As a rule, locker rooms are like a funeral home after a professional team loses.
Then there was the Sacramento Kings after their 124-120 loss to the Toronto Raptors on Wednesday. Nobody was jubilant, but players and coaches mostly handled the loss with a shrug. The Raptors (5-2) are, after all, the defending NBA champs, and they had a lights-out shooting night. That the Kings (2-6) had a few looks to make it a one-possession game in the fourth quarter is a sign of improvement.
“Even though we lost and we’re not happy about that, we showed growth again, which I’m happy the direction we’re moving,” coach Luke Walton said. “This is a tough place to play, it’s the NBA champs and they were making a lot of shots tonight. Our guys hung in there, stayed close. A week ago, this was a game that was turning into a 25-point game, so to give ourselves a chance at the end is all you can ask for. At the end, they made shots and we missed them. You tip your hat to them; we learn from it.”
The Raptors made plenty of shots in the first half. With the Kings up 17-16 midway through the first quarter, Toronto went on a tear, finishing the quarter up 36-23. After missing their first four shots, the Raptors hit 14 straight.
During their 0-5 skid to start the season, the Kings would have folded up shop and stopped running their offense or maybe be a step slow on defense. But that didn’t happen Wednesday as the Kings kept firing away after working to get open looks from 3-point range. The Kings tied a team record with 20 three-pointers – many on wide-open looks.
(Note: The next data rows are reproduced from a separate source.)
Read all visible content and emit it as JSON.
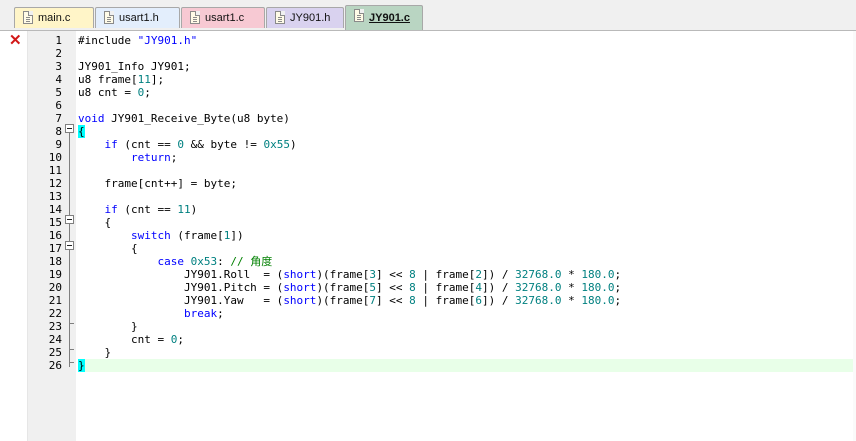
{
  "tabs": [
    {
      "label": "main.c",
      "color": "#fff5c8",
      "active": false
    },
    {
      "label": "usart1.h",
      "color": "#e3eefc",
      "active": false
    },
    {
      "label": "usart1.c",
      "color": "#f7c9d3",
      "active": false
    },
    {
      "label": "JY901.h",
      "color": "#d9d2ef",
      "active": false
    },
    {
      "label": "JY901.c",
      "color": "#b9d5c2",
      "active": true
    }
  ],
  "editor": {
    "error_marker": "✕",
    "lines": [
      {
        "n": "1",
        "tokens": [
          {
            "t": "#include "
          },
          {
            "t": "\"JY901.h\"",
            "c": "str"
          }
        ]
      },
      {
        "n": "2",
        "tokens": []
      },
      {
        "n": "3",
        "tokens": [
          {
            "t": "JY901_Info JY901;"
          }
        ]
      },
      {
        "n": "4",
        "tokens": [
          {
            "t": "u8 frame["
          },
          {
            "t": "11",
            "c": "num"
          },
          {
            "t": "];"
          }
        ]
      },
      {
        "n": "5",
        "tokens": [
          {
            "t": "u8 cnt = "
          },
          {
            "t": "0",
            "c": "num"
          },
          {
            "t": ";"
          }
        ]
      },
      {
        "n": "6",
        "tokens": []
      },
      {
        "n": "7",
        "tokens": [
          {
            "t": "void",
            "c": "kw"
          },
          {
            "t": " JY901_Receive_Byte(u8 byte)"
          }
        ]
      },
      {
        "n": "8",
        "tokens": [
          {
            "t": "{",
            "c": "brace-hl"
          }
        ]
      },
      {
        "n": "9",
        "tokens": [
          {
            "t": "    "
          },
          {
            "t": "if",
            "c": "kw"
          },
          {
            "t": " (cnt == "
          },
          {
            "t": "0",
            "c": "num"
          },
          {
            "t": " && byte != "
          },
          {
            "t": "0x55",
            "c": "num"
          },
          {
            "t": ")"
          }
        ]
      },
      {
        "n": "10",
        "tokens": [
          {
            "t": "        "
          },
          {
            "t": "return",
            "c": "kw"
          },
          {
            "t": ";"
          }
        ]
      },
      {
        "n": "11",
        "tokens": []
      },
      {
        "n": "12",
        "tokens": [
          {
            "t": "    frame[cnt++] = byte;"
          }
        ]
      },
      {
        "n": "13",
        "tokens": []
      },
      {
        "n": "14",
        "tokens": [
          {
            "t": "    "
          },
          {
            "t": "if",
            "c": "kw"
          },
          {
            "t": " (cnt == "
          },
          {
            "t": "11",
            "c": "num"
          },
          {
            "t": ")"
          }
        ]
      },
      {
        "n": "15",
        "tokens": [
          {
            "t": "    {"
          }
        ]
      },
      {
        "n": "16",
        "tokens": [
          {
            "t": "        "
          },
          {
            "t": "switch",
            "c": "kw"
          },
          {
            "t": " (frame["
          },
          {
            "t": "1",
            "c": "num"
          },
          {
            "t": "])"
          }
        ]
      },
      {
        "n": "17",
        "tokens": [
          {
            "t": "        {"
          }
        ]
      },
      {
        "n": "18",
        "tokens": [
          {
            "t": "            "
          },
          {
            "t": "case",
            "c": "kw"
          },
          {
            "t": " "
          },
          {
            "t": "0x53",
            "c": "num"
          },
          {
            "t": ": "
          },
          {
            "t": "// 角度",
            "c": "cmt"
          }
        ]
      },
      {
        "n": "19",
        "tokens": [
          {
            "t": "                JY901.Roll  = ("
          },
          {
            "t": "short",
            "c": "kw"
          },
          {
            "t": ")(frame["
          },
          {
            "t": "3",
            "c": "num"
          },
          {
            "t": "] << "
          },
          {
            "t": "8",
            "c": "num"
          },
          {
            "t": " | frame["
          },
          {
            "t": "2",
            "c": "num"
          },
          {
            "t": "]) / "
          },
          {
            "t": "32768.0",
            "c": "num"
          },
          {
            "t": " * "
          },
          {
            "t": "180.0",
            "c": "num"
          },
          {
            "t": ";"
          }
        ]
      },
      {
        "n": "20",
        "tokens": [
          {
            "t": "                JY901.Pitch = ("
          },
          {
            "t": "short",
            "c": "kw"
          },
          {
            "t": ")(frame["
          },
          {
            "t": "5",
            "c": "num"
          },
          {
            "t": "] << "
          },
          {
            "t": "8",
            "c": "num"
          },
          {
            "t": " | frame["
          },
          {
            "t": "4",
            "c": "num"
          },
          {
            "t": "]) / "
          },
          {
            "t": "32768.0",
            "c": "num"
          },
          {
            "t": " * "
          },
          {
            "t": "180.0",
            "c": "num"
          },
          {
            "t": ";"
          }
        ]
      },
      {
        "n": "21",
        "tokens": [
          {
            "t": "                JY901.Yaw   = ("
          },
          {
            "t": "short",
            "c": "kw"
          },
          {
            "t": ")(frame["
          },
          {
            "t": "7",
            "c": "num"
          },
          {
            "t": "] << "
          },
          {
            "t": "8",
            "c": "num"
          },
          {
            "t": " | frame["
          },
          {
            "t": "6",
            "c": "num"
          },
          {
            "t": "]) / "
          },
          {
            "t": "32768.0",
            "c": "num"
          },
          {
            "t": " * "
          },
          {
            "t": "180.0",
            "c": "num"
          },
          {
            "t": ";"
          }
        ]
      },
      {
        "n": "22",
        "tokens": [
          {
            "t": "                "
          },
          {
            "t": "break",
            "c": "kw"
          },
          {
            "t": ";"
          }
        ]
      },
      {
        "n": "23",
        "tokens": [
          {
            "t": "        }"
          }
        ]
      },
      {
        "n": "24",
        "tokens": [
          {
            "t": "        cnt = "
          },
          {
            "t": "0",
            "c": "num"
          },
          {
            "t": ";"
          }
        ]
      },
      {
        "n": "25",
        "tokens": [
          {
            "t": "    }"
          }
        ]
      },
      {
        "n": "26",
        "tokens": [
          {
            "t": "}",
            "c": "brace-hl"
          }
        ],
        "current": true
      }
    ]
  }
}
“Those first few games when they went on their runs, we didn’t withstand them, and it just got worse and worse,” De’Aaron Fox said. “Today, that’s what we did. They went on a run, we were able to answer. We’d go on a run, they’d answer. That’s a good team, that’s a championship team, so you kind of expect that out of them. But I think that first quarter, we shot ourselves in the foot.”
Fox got in foul trouble early, with three in the first half. That meant extended minutes for Bogdan Bogdanovic, who responded with his best game of the season. Bogdanovic went 6-for-11 from 3-point range to rack up 22 points.
“It’s gonna happen, we just have to keep working,” Bogdanovic said. “It’s hard to beat the team over here. They are, with a recent championship team, they move the ball well and they know how to win. ... They really scored on some tough shots. It’s hard when you’re playing with five shooters.”
When the Raptors’ shooting finally went cold in the second half, they turned the ball inside to Serge Ibaka, who racked up 21 points off the bench.
In the fourth quarter, Ibaka charged down the lane and had a thunderous dunk as the Raptors seemed like they were about to go on another run. But the Kings kept hanging around, and Harrison Barnes, who scored a season-high 26 points, hit a 3-pointer from the left corner with 1:11 remaining to cut the Raptors’ lead to four.
It was a gutty response from a Kings team that showed none of that poise in losing the first five games of the season.
“They were hard to get rid of,” Toronto coach Nick Nurse said. “I can’t count how many times we got up eight, nine, and then they hit a three.”
“(The Raptors) went on runs, they would take it to 12, 13 but we came down with a composure, which is what we are talking about,” Walton said. “For us, it’s about always what are we doing next, what’s the next play that we can make for our team and tonight I thought we did a good job, even when they got up, staying within ourselves, trusting the system, trusting each other and just sticking around, close enough to make a run.”
So this is what progress looks like for the Kings. They’re 2-1 since their 0-5 start, with reason to believe they can compete with some of the best teams in the NBA.
Up next is a trip to Atlanta for a Friday tilt with the 3-4 Hawks. Asked about the Kings’ attitude coming off a loss, Fox said they’re not going to worry about falling flat.
“We’re a confident group, obviously, looking back at the five straight (losses), it didn’t look that way,” he said. “But the last three games, I think we played pretty well. You can’t win every game but I think we played well tonight and (the Raptors) played extremely well.”
Cory Joseph’s homecoming
Toronto fans know what Cory Joseph can do. The backup Kings guard grew up in a suburb and plays for Team Canada in international competition.
So it wasn’t a surprise when Joseph came off the bench to provide a spark for the Kings. Joseph scored 10 points and added four assists and four rebounds to finish with a plus-minus rating of plus-9, the best on the Kings’ roster.
His effort earned notice from Walton postgame. To do it in front of an appreciative crowd was just gravy on the fries.
“It means everything. It was great, a great moment for me. I’ll always remember it for the rest of my life,” Joseph said. “Today was Canadian Basketball Day. It’s always an honor to play for Canada and my country, which I do and take pride in it. I think I represent to the best of my ability, not even in the summertime, but during the season, too. Every time I step on the court, I’m trying to represent my country and I think for the kids looking up I’m trying to do it the right way.”